– “talking baby” is a misnomer as the baby is only such for the middle part of the movie; before that, Willis is giving voice to a sperm as it swims toward an egg (the special effects are just as mind-boggling as the Beach Boys music cue) and then an in utero fetus (which bears a striking resemblance to the murderous infant from the 1974 classic It’s Alive); toward the end of Look Who’s Talking, Bruce Willis is cracking wise over a toddler who seems old enough to actually form his own words; this is probably why they brought in another baby for the sequel, who is voiced by Roseanne

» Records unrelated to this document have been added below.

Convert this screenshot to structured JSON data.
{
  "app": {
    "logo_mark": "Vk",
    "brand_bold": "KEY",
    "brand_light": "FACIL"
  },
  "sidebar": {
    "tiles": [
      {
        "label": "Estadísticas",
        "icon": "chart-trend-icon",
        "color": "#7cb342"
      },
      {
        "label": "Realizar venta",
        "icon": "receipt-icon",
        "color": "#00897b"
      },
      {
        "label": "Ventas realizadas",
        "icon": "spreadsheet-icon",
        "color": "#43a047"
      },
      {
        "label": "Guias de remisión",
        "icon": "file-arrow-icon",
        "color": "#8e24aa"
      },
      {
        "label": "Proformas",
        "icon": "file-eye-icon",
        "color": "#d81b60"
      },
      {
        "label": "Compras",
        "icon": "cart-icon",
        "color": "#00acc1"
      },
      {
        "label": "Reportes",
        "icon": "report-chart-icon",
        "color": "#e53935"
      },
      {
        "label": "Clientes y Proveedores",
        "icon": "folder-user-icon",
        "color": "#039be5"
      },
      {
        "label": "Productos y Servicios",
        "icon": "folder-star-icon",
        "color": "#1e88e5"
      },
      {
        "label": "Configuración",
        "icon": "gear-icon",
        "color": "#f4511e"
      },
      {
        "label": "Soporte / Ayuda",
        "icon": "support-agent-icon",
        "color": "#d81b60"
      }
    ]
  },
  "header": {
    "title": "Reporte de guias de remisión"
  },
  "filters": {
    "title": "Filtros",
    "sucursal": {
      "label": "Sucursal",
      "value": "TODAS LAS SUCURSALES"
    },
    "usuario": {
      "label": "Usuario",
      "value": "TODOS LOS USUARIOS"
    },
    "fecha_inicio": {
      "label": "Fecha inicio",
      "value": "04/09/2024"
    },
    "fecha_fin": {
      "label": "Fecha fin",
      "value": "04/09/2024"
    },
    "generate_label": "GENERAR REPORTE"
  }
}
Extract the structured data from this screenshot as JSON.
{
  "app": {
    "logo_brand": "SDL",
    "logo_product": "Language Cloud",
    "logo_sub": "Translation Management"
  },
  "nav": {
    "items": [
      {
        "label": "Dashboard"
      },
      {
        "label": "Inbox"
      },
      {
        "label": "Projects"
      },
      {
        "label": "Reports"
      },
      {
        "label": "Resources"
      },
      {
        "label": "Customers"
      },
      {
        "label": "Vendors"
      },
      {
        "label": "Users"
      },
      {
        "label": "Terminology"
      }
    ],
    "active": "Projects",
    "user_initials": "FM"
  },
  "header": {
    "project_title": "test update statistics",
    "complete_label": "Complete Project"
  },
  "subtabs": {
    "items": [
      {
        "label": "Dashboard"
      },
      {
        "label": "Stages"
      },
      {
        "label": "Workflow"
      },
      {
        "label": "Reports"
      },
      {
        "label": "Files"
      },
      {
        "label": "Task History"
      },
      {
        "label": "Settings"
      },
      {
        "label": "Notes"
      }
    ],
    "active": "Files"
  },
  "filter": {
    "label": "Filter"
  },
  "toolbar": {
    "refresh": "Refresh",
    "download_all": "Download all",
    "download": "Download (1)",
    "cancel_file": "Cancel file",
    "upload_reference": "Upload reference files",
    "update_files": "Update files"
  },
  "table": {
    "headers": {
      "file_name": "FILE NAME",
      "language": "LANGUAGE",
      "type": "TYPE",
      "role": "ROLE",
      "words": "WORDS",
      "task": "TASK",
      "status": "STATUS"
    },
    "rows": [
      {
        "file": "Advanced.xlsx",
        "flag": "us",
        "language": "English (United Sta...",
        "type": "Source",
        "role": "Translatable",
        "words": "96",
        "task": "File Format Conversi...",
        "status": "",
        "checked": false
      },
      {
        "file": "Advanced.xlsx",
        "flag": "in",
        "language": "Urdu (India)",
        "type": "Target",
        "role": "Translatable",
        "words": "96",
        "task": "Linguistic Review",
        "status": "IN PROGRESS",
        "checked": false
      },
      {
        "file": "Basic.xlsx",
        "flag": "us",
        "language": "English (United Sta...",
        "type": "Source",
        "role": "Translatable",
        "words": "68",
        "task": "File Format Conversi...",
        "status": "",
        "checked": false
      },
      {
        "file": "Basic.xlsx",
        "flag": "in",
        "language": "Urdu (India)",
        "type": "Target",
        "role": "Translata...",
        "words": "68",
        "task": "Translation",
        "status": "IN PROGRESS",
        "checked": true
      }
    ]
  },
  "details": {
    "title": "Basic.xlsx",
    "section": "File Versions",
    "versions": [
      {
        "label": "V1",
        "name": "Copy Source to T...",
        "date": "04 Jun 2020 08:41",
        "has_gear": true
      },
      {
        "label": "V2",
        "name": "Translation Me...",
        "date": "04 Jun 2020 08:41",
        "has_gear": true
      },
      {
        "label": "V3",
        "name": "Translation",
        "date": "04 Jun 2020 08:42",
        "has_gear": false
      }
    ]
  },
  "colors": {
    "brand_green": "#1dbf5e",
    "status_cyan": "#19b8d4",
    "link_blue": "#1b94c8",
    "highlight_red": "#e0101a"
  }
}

– George Segal plays the smarmy, shitty, married businessman who keeps Kirstie Alley’s character as his long-suffering mistress until he impregnates her with the Bruce Willis baby; if you’ve ever wanted to see the old fella from “Just Shoot Me” give it to the lady from “Cheers” you’ll get a little pleasure
– Abe Vigoda plays the somewhat out to lunch grandfather of John Travolta’s character; not Vigoda’s finest hour but the “please help my grandpa get into a better nursing home” subplot does pave the way for a few succulent morsels of humanity (not to mention the climatic white knuckle car chase through what we are meant to believe is Manhattan)
– there is a montage in Look Who’s Talking set to the Talking Heads song “And She Was”; I wonder how David Byrne feels about that today
– this talking baby picture is better today than what I remembered of it yesterday; that said, talking baby, talking sperm, talking sperm partying to Beach Boys, talking fetus, George Segal aardvarking, gratuitous Travolta / baby dance sequence set to “Walking on Sunshine,” gratuitous crossover of Travolta’s personal interests (his lunkheaded Jersey cab driver is also a recreational airplane pilot)
– thank god this is not the Look Who’s Talking movie where Travolta and Alley sing a parody of “Fight For Your Right to Party” about toilet training